The Frame Guide
Many of you have been asking how to frame and mat the prints you buy without spending a fortune? Taking an art print to a frame shop can be very pricey, even with those so called 60% off coupons. Buying a ready made frame (or using one you already have) is a much more affordable route to take. Remember, buying art is nourishing for the soul and will help you to surround yourself in beauty. But, you can do it in a budget friendly manner by buying art prints and framing them yourself.
Here are some tips that might help.
When choosing a frame:
- Simple is better in most cases and looks more modern and clean.
- Black, white or silver frames are classic and work well with most any art, but go with what you love and what fits your aesthetics.
- Buy a frame bigger than the image on the print.
- If you are doing a grouping of framed art, the frames don't need to match. It will give you a more eclectic and artsy feel and look.
- You can use the mat that is included with the frame, but if the mat doesn't fit the image, you may need a custom mat.
Why buy a custom mat? By getting a custom mat, you can make sure that it fits almost exactly to the image, especially if it is not a standard size. It will look more professional and you'll look like a serious connoisseur of fun and amazing art! Here's how...
- Go to any frame shop and ask for a custom mat. JoAnn's, Michaels and Aaron Brothers are affordable places to try. You'll need to take the print and know the size of the frame that you will be using.
- Ask for archival or acid free if you want long lasting quality.
- It is standard to cut the opening size (window) of the mat to cover 1/4" of the image on all four edges. You can request the mat opening overlap the edge by 1/8" instead to allow for more of the print to be visible.
- You can either have the mat cut to the size you need and be on your merry way to frame the print yourself, or they can mount it for you on backing board. This will cost a little extra but it could save you a little extra work.

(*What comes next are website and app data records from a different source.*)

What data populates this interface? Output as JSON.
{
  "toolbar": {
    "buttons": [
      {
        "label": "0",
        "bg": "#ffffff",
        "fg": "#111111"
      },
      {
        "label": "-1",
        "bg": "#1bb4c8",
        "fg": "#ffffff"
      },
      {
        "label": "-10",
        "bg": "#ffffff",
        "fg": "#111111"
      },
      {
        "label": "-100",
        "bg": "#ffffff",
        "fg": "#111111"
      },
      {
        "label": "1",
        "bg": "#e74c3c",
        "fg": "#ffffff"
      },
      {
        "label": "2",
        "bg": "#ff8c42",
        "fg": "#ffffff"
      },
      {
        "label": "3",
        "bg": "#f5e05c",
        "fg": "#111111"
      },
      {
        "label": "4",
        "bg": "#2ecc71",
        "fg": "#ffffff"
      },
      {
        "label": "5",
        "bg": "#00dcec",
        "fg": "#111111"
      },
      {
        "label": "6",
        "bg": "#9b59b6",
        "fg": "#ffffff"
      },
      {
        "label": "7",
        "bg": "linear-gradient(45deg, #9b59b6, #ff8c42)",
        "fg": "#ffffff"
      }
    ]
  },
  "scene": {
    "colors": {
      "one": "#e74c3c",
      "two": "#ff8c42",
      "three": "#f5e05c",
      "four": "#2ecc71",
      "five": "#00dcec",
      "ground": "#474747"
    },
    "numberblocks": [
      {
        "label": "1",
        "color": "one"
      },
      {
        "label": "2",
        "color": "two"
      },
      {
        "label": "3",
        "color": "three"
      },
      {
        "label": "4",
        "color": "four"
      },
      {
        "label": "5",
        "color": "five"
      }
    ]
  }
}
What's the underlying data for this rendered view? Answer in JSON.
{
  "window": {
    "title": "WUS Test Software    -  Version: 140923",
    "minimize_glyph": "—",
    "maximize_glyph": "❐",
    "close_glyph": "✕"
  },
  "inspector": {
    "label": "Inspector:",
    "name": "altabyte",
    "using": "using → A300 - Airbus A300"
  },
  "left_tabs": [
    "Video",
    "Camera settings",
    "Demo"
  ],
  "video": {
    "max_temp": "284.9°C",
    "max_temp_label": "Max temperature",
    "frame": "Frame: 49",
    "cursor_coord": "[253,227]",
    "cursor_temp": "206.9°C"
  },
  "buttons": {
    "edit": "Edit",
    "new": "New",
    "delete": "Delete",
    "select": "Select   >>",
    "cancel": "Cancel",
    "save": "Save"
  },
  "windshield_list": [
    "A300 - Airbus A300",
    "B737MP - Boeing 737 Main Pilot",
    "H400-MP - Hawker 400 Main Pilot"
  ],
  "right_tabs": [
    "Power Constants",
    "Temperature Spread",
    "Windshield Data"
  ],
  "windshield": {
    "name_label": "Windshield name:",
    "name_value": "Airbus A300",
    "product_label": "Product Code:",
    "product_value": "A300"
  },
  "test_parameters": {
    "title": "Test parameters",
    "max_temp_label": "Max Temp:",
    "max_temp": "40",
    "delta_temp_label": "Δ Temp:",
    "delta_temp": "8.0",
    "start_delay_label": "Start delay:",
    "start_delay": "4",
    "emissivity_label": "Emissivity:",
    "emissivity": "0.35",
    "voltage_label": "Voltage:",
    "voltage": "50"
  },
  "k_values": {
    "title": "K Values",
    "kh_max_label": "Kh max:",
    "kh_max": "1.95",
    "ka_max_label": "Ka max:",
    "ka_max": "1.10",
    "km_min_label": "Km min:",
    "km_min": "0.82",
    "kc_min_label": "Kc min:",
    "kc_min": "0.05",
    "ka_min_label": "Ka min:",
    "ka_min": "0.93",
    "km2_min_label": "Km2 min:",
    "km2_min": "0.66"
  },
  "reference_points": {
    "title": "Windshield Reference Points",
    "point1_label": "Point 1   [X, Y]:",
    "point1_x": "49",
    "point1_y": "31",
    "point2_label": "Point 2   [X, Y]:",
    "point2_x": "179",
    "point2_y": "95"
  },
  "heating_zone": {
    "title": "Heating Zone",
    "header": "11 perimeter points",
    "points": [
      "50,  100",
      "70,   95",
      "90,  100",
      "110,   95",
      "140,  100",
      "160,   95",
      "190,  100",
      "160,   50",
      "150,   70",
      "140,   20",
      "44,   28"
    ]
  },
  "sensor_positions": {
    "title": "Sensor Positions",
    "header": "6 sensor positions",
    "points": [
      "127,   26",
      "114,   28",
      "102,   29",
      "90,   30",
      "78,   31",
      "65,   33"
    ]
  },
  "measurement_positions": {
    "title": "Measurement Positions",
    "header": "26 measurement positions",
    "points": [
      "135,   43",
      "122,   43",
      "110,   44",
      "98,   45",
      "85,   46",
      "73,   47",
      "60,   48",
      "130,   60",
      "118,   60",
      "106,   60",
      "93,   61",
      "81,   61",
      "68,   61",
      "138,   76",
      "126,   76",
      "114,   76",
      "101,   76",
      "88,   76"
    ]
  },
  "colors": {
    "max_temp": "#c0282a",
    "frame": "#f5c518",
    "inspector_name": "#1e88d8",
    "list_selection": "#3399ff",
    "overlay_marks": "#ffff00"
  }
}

- If you are matting the print yourself, use only archival and acid free materials. Acid free tape (scrapbook/photo tape) is especially important, as regular tape can damage the print.
- Stick with a white mat (in some cases cream or black) to keep the focus on the art itself. Colored mats sometimes compete too much and take away from the art itself.
What size should I get for a Creative Kismet art print? I try to make my prints in standard sizes that can be easily framed. This isn't always possible. Sometimes cropping an image to make it a standard size, takes too much away from the original image. In this case, a custom mat might be needed.
The table below uses standard frame and mat sizes.
|Print size||Image size*||Standard Frame size||Standard Mat size||Mat opening*|
|5x7 card||4 5/8 x 6 1/2||8x10||8x10||4.5x6.5|
|8x8||5x5||8x8, 10x10, 12x12||8x8, 10x10, 12x12||4.5x4.5|
|8.5x11||8x8||10x10, 11x14, 12x12||10x10, 11x14, 12x12||7.5x7.5|
|11x16||10x15||12x18, 13x19, 14x18||12x18, 13x19, 14x18||9.5x14.5|
*sizes may vary
Good places to find frames and mats:
- Michael's - Has a decent selection of square frames. Their 8x8 and 12x12 inch frames fit my square prints perfectly. They offer framing services, a nice selection of pre-cut mats and offer frequent discounts and coupons through their newsletter and phone app.
- Aaron Brothers -Has a good selection of frames, mats and offers framing services. Check out their Gallery, Sydney and Napa Home style frames. They do not carry a very good selection of square frames, but they offer frequent discounts and coupons through their newsletter.
- West Elm - Has a nice selection of Gallery frames in many different sizes and finishes and are very good quality. They offer frequent discounts through their newsletter.
- Other places to check include Ebay (search picture frames with mats), Target and Amazon. Also check out Art to Frame, or any other online service that offers custom frames and mats.